On the evidence, it seems clear that China is rapidly expanding its influence in Africa to secure access to natural resources, to expand Beijing's political influence, and even to increase its international commercial markets through generous but self-serving diplomatic, financial, and military assistance. Chinese policies are also troubling, especially when they support authoritarian African regimes, hinder local economic development, and exacerbate conflicts and human rights abuses in countries such as Sudan and Zimbabwe.
Unfortunately, China's broad energy, trade, political, diplomatic, and-yes-military interests and activities in Africa threaten to undermine long-standing international efforts to promote regional peace, prosperity, and democracy in Africa. Africa's traditional European colonial and American partners now find their vision of a continent governed by free-market democracies and the rule of law challenged by Beijing's scramble for influence and resources.
While China has the potential for doing good in Africa, the question becomes: "Is China's approach the answer to Africa's problems or is it just a replay of Africa's colonial, mercantilistic relationship with Europe?" Or is it something completely different? Perhaps it is too early to tell.
As a scholar from a prominent South African think tank recently put it, "China is both a tantalizing opportunity and a terrifying threat." That is something both the Africans and the international community will be struggling to understand and deal with as China deepens its involvement in Africa in the years to come.
Peter Brookes is Chung
Ju-Yung Senior Fellow for National Security Affairs in the
Kathryn and Shelby Cullom Davis Institute for International Studies
at The Heritage Foundation.
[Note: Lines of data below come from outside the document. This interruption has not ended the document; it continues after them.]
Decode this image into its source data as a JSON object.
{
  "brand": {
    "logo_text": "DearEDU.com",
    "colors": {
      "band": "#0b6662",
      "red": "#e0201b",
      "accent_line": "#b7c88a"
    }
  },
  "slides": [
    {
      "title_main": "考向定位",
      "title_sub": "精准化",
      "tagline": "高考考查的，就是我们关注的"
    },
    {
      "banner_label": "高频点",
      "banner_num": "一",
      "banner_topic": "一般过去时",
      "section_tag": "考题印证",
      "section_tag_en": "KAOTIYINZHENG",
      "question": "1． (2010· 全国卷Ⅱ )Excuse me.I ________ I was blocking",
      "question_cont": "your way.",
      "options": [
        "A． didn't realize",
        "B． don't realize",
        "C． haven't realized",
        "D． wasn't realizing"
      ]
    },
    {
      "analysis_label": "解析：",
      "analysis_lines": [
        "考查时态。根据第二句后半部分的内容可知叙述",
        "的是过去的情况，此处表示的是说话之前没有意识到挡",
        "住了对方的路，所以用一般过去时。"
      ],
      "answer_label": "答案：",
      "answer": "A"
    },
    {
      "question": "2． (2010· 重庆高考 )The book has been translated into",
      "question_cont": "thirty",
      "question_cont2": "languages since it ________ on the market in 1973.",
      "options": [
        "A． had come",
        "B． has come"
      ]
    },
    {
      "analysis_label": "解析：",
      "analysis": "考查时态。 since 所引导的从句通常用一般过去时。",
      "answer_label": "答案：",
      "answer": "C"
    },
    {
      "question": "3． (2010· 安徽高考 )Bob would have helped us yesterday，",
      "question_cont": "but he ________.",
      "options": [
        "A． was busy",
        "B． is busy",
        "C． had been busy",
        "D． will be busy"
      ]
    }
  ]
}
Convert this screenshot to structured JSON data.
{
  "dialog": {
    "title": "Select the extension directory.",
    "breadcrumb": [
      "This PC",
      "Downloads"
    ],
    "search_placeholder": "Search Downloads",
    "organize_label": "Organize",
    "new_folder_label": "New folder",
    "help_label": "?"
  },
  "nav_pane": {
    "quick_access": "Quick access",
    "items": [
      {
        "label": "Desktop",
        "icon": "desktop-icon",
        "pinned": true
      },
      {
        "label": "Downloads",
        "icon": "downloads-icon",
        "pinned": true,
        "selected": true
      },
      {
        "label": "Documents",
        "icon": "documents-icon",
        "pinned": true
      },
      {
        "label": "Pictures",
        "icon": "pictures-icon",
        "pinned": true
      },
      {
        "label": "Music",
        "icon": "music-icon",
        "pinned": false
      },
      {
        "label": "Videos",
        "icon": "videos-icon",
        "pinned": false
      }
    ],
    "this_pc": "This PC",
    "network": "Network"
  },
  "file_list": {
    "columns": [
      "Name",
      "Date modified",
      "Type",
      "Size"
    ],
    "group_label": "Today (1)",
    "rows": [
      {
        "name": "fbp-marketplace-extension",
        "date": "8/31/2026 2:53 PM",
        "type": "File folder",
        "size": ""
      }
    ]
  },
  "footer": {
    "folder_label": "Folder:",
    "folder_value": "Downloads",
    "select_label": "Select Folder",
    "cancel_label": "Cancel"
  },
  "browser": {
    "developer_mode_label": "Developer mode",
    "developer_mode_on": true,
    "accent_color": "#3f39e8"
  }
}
These remarks were delivered in Las
Palmas, Spain, on February 9, 2007.
Vivienne Walt, "China's Appetite for African Oil Grows," Fortune, February 15, 2006, at http://money.cnn.com/2006/02/08/news/international/africa_fortune/index.htm.
Yaroslav Trofimov, "New Management: In Africa, China's Expansion Begins to Stir Resentment; Investment Boom Fuels 'Colonialism' Charges; A Tragedy in Zambia," The Wall Street Journal, February 2, 2007, p. A1.
"No Panacea for Africa," Financial Times, February 6, 2007, p. 12.
Rowan Callick, "Wolfowitz Holds Beijing to Account over Africa," The Australian, October 25, 2006, at www.theaustralian.news.com.au/story/0,20867,20640755-2703,00.html; see also World Bank, "Paul Wolfowitz-Interview with Les Echos," October 19, 2006, at
Michael Phillips, "G-7 to Warn China over Costly Loans to Poor Countries," The Wall Street Journal, September 15, 2006, p. A2.
Howard W. French, "China in Africa: All Trade and No Political Baggage," The New York Times, August 8, 2004.
Paul Mooney, "China's African Safari," YaleGlobal, January 3, 2005, at http://yaleglobal.yale.edu/display.article?id=5106.